• _PROBLEM REQUIREMENTS_
Please write out the records exactly.

........

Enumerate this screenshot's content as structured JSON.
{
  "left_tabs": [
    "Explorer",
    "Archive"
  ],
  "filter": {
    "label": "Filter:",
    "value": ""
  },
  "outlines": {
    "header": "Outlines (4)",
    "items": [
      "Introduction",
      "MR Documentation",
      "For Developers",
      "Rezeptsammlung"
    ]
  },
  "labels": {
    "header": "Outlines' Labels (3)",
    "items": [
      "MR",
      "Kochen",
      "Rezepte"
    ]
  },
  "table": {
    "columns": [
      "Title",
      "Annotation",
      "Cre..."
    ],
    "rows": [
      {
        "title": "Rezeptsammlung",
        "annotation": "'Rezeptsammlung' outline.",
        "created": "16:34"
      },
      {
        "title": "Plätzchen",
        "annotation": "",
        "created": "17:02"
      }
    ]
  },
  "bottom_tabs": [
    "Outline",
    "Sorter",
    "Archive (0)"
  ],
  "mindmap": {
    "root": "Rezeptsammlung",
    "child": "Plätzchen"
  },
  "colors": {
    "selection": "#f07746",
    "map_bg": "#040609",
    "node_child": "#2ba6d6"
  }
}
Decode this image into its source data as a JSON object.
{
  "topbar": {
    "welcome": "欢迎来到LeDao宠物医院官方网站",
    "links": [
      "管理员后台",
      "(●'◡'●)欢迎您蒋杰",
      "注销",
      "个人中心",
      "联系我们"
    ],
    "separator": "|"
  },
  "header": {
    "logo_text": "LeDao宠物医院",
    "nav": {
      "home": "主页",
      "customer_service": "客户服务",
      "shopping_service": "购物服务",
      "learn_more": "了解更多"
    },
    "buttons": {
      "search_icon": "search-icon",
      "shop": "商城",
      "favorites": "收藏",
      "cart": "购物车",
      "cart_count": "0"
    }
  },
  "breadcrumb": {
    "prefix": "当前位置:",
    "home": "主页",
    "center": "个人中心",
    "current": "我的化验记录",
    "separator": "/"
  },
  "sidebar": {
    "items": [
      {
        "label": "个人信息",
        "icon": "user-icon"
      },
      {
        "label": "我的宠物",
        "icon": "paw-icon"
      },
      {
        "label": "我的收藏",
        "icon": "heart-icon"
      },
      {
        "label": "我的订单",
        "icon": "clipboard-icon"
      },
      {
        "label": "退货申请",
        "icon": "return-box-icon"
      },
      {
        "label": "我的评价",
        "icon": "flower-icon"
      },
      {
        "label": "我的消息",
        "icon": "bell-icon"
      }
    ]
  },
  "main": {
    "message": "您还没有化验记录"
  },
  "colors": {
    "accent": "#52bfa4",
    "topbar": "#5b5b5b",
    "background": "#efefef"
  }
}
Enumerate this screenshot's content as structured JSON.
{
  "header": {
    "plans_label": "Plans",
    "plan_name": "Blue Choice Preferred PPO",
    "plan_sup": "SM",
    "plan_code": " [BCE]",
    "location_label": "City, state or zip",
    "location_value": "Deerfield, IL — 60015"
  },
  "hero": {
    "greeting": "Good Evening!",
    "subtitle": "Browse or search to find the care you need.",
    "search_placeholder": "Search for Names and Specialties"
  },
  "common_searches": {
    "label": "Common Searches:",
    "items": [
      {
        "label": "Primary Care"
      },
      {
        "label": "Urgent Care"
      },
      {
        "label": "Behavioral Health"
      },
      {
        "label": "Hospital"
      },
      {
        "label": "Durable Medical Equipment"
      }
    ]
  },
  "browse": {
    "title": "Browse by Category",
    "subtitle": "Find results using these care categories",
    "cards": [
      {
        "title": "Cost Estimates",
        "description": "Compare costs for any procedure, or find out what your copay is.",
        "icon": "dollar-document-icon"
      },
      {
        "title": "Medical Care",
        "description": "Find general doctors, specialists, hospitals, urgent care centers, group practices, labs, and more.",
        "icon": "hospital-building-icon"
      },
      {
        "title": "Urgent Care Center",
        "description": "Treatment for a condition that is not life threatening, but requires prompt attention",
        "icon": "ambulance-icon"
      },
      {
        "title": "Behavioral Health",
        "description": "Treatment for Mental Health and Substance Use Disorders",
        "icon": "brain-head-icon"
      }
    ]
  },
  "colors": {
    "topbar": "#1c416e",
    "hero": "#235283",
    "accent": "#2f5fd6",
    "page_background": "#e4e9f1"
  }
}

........

• _OUTPUT FOR THIS TASK_
Enumerate this screenshot's content as structured JSON.
{
  "left_tabs": [
    "Explorer",
    "Archive"
  ],
  "filter": {
    "label": "Filter:",
    "value": ""
  },
  "outlines": {
    "header": "Outlines (4)",
    "items": [
      "Introduction",
      "MR Documentation",
      "For Developers",
      "Rezeptsammlung"
    ]
  },
  "labels": {
    "header": "Outlines' Labels (3)",
    "items": [
      "MR",
      "Kochen",
      "Rezepte"
    ]
  },
  "table": {
    "columns": [
      "Title",
      "Annotation",
      "Cre..."
    ],
    "rows": [
      {
        "title": "Rezeptsammlung",
        "annotation": "'Rezeptsammlung' outline.",
        "created": "16:34"
      },
      {
        "title": "Plätzchen",
        "annotation": "",
        "created": "17:02"
      }
    ]
  },
  "bottom_tabs": [
    "Outline",
    "Sorter",
    "Archive (0)"
  ],
  "mindmap": {
    "root": "Rezeptsammlung",
    "child": "Plätzchen"
  },
  "colors": {
    "selection": "#f07746",
    "map_bg": "#040609",
    "node_child": "#2ba6d6"
  }
}
Decode this image into its source data as a JSON object.
{
  "topbar": {
    "welcome": "欢迎来到LeDao宠物医院官方网站",
    "links": [
      "管理员后台",
      "(●'◡'●)欢迎您蒋杰",
      "注销",
      "个人中心",
      "联系我们"
    ],
    "separator": "|"
  },
  "header": {
    "logo_text": "LeDao宠物医院",
    "nav": {
      "home": "主页",
      "customer_service": "客户服务",
      "shopping_service": "购物服务",
      "learn_more": "了解更多"
    },
    "buttons": {
      "search_icon": "search-icon",
      "shop": "商城",
      "favorites": "收藏",
      "cart": "购物车",
      "cart_count": "0"
    }
  },
  "breadcrumb": {
    "prefix": "当前位置:",
    "home": "主页",
    "center": "个人中心",
    "current": "我的化验记录",
    "separator": "/"
  },
  "sidebar": {
    "items": [
      {
        "label": "个人信息",
        "icon": "user-icon"
      },
      {
        "label": "我的宠物",
        "icon": "paw-icon"
      },
      {
        "label": "我的收藏",
        "icon": "heart-icon"
      },
      {
        "label": "我的订单",
        "icon": "clipboard-icon"
      },
      {
        "label": "退货申请",
        "icon": "return-box-icon"
      },
      {
        "label": "我的评价",
        "icon": "flower-icon"
      },
      {
        "label": "我的消息",
        "icon": "bell-icon"
      }
    ]
  },
  "main": {
    "message": "您还没有化验记录"
  },
  "colors": {
    "accent": "#52bfa4",
    "topbar": "#5b5b5b",
    "background": "#efefef"
  }
}
Enumerate this screenshot's content as structured JSON.
{
  "header": {
    "plans_label": "Plans",
    "plan_name": "Blue Choice Preferred PPO",
    "plan_sup": "SM",
    "plan_code": " [BCE]",
    "location_label": "City, state or zip",
    "location_value": "Deerfield, IL — 60015"
  },
  "hero": {
    "greeting": "Good Evening!",
    "subtitle": "Browse or search to find the care you need.",
    "search_placeholder": "Search for Names and Specialties"
  },
  "common_searches": {
    "label": "Common Searches:",
    "items": [
      {
        "label": "Primary Care"
      },
      {
        "label": "Urgent Care"
      },
      {
        "label": "Behavioral Health"
      },
      {
        "label": "Hospital"
      },
      {
        "label": "Durable Medical Equipment"
      }
    ]
  },
  "browse": {
    "title": "Browse by Category",
    "subtitle": "Find results using these care categories",
    "cards": [
      {
        "title": "Cost Estimates",
        "description": "Compare costs for any procedure, or find out what your copay is.",
        "icon": "dollar-document-icon"
      },
      {
        "title": "Medical Care",
        "description": "Find general doctors, specialists, hospitals, urgent care centers, group practices, labs, and more.",
        "icon": "hospital-building-icon"
      },
      {
        "title": "Urgent Care Center",
        "description": "Treatment for a condition that is not life threatening, but requires prompt attention",
        "icon": "ambulance-icon"
      },
      {
        "title": "Behavioral Health",
        "description": "Treatment for Mental Health and Substance Use Disorders",
        "icon": "brain-head-icon"
      }
    ]
  },
  "colors": {
    "topbar": "#1c416e",
    "hero": "#235283",
    "accent": "#2f5fd6",
    "page_background": "#e4e9f1"
  }
}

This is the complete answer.